It seems that the Phillies have been penciled into category one, a system with depth and light on star power. This seems to be a false narrative given that the Phillies have a top-10 prospect (Crawford), two more top-50 prospects (Moniak and Alfaro), and some guys that, depending on preference, should be top-100 prospects (my personal thinking is that Williams, Sanchez, Kilome, and Quinn should all be in contention for lists). That is not the high-end depth of some other systems, but that is some star power.

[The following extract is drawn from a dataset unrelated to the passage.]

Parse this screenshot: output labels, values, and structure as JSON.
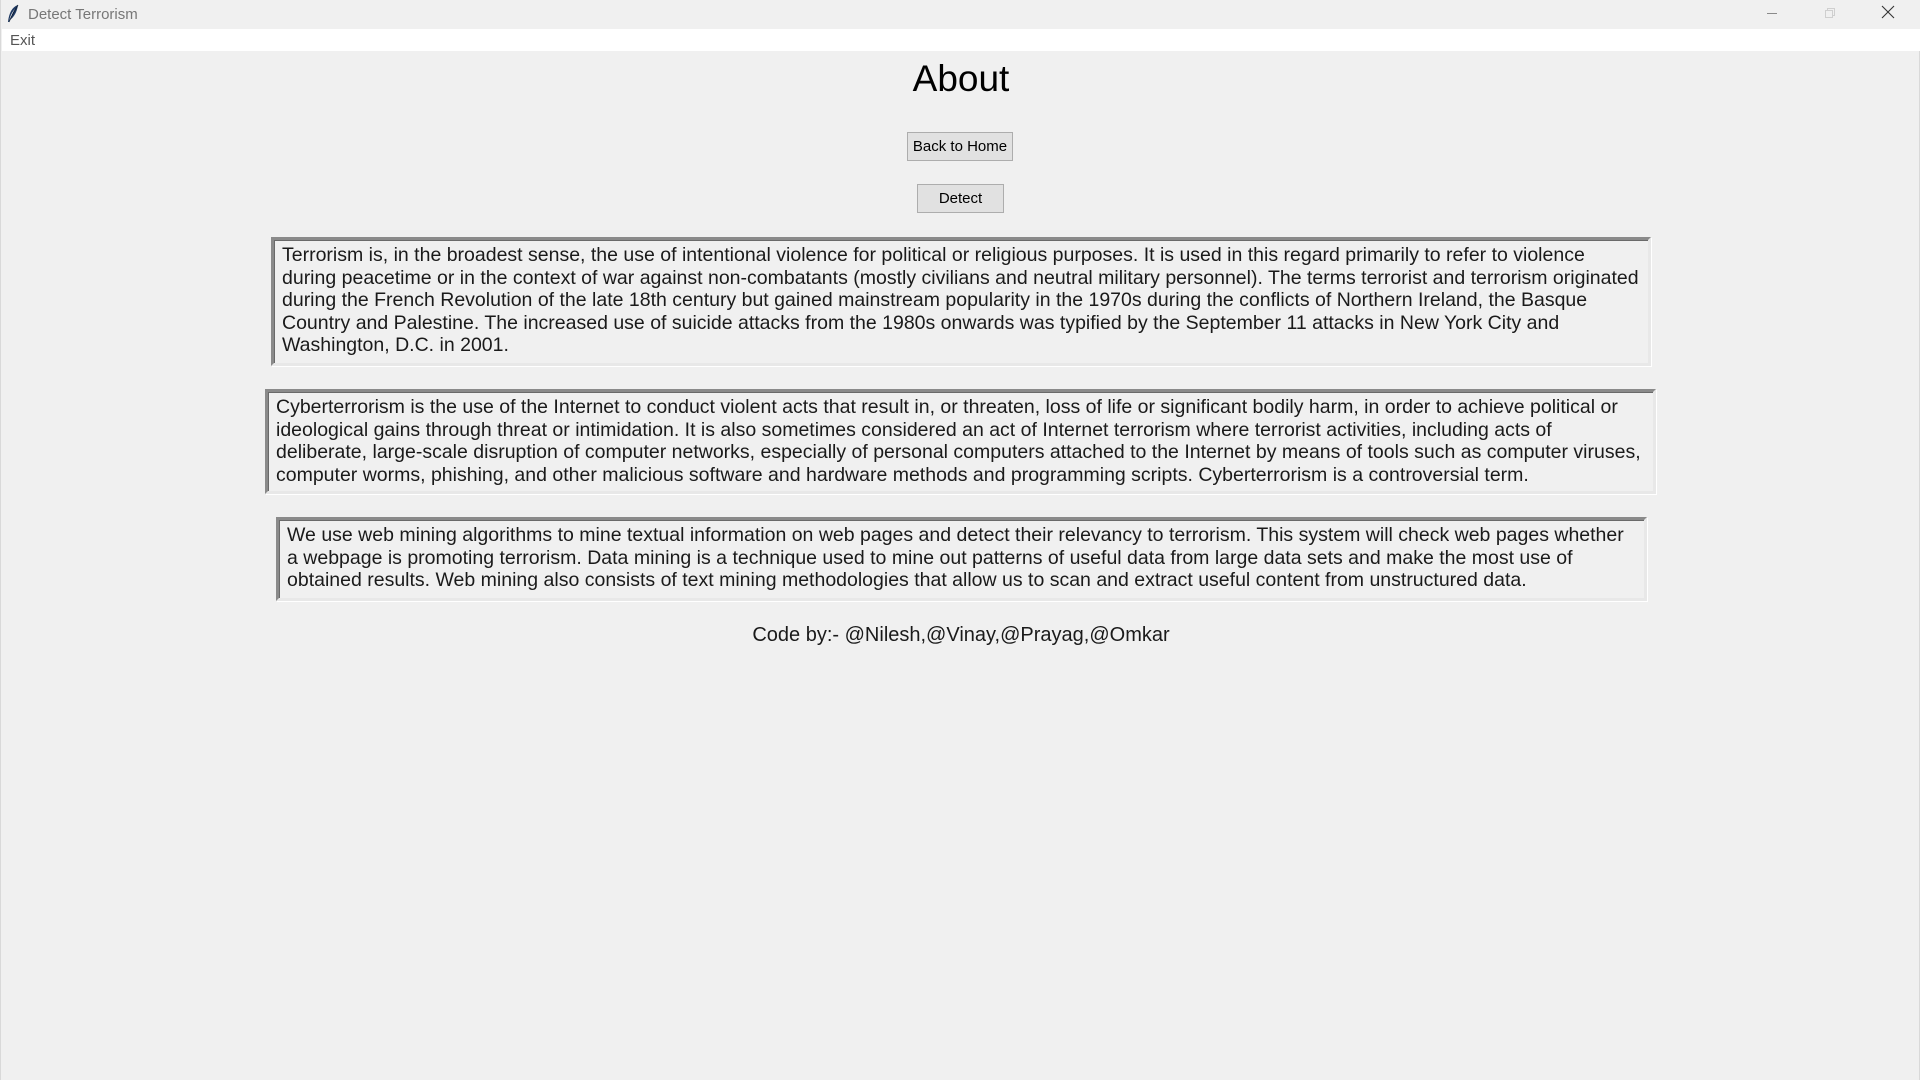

The Phillies system does have depth, a diverse depth at that. You have a bunch of players who are going to be solid Major Leaguers. But you also have low minors lottery tickets, and someone is going to pop up and cash out on that. Right now, that has been delivering mostly from the Latin American program, but it could be from anywhere given the number of talented players in the system.

The answer is probably Cesar Hernandez. If Hernandez is bad this year, I think he probably still is the second baseman as the Phillies try to revive his value.

If Hernandez is good, then you have two paths for him: Keep him as part of the core or trade him. The consequence of option one is obvious. When it comes to a trade, I don't know if the deadline is where you get the best package for Cesar. His allure comes from being cheap with three more years of control after 2017. Those two things are less important at the deadline, and even if he is good he is not going to represent a huge upgrade over two months for most teams. That means it is probably best to wait until the offseason when teams have holes and budgets to worry about.

I hate comps, myself. They are useful when trying to build a mental picture of the player. The problem is that two people may have two different opinions of the player and the comp, which brings a lot of room for missed communication. With that being said, these are more rough statistical comps for likely peak than they are career arcs. (Big shoutout to Baseball-Reference Play Index)

Scott Kingery: Chone Figgins. A sub-10 HR, 30-45 SB guy, Kingery will walk less and play better defense. Hopefully he gets caught stealing less too.

J.P. Crawford: Slower Rafael Furcal. Per 162 averages from 2000-2010: 4.4 bWAR .285/.347/.414, 10 HR, 25 SB. Crawford probably walks more and runs less. Also, put that in a less offensive era and you have an above-average bat with great defense. This comp is also getting worse the more I tack onto it.

Jesmuel Valentin: Brock Holt. Holt is a cult figure in Boston beyond his on-field output. His 2014-2015 (.280/.340/.380) is probably just beyond Valentin, but his ability to play every position but catcher is certainly within Valentin’s grasp.

Rhys Hoskins: There are really no good R/R first baseman who aren’t stars and unfair comps for Hoskins. I think if he hits his peak he is a guy who could be something like .270/.350/.500, but that still requires a lot to go right.

Everyone loves ToJo, so why not.

He was a top-10 first baseman in the second half when he started to walk. It is the first time in his career he has shown some semblance of a plus approach at the plate. We also haven’t seen him play for a meaningful stretch of time since 2012. The power is real, but to be part of the Phillies long term future he needs to get on base and hit right-handed pitchers, and he did both for a three-month stretch in 2016.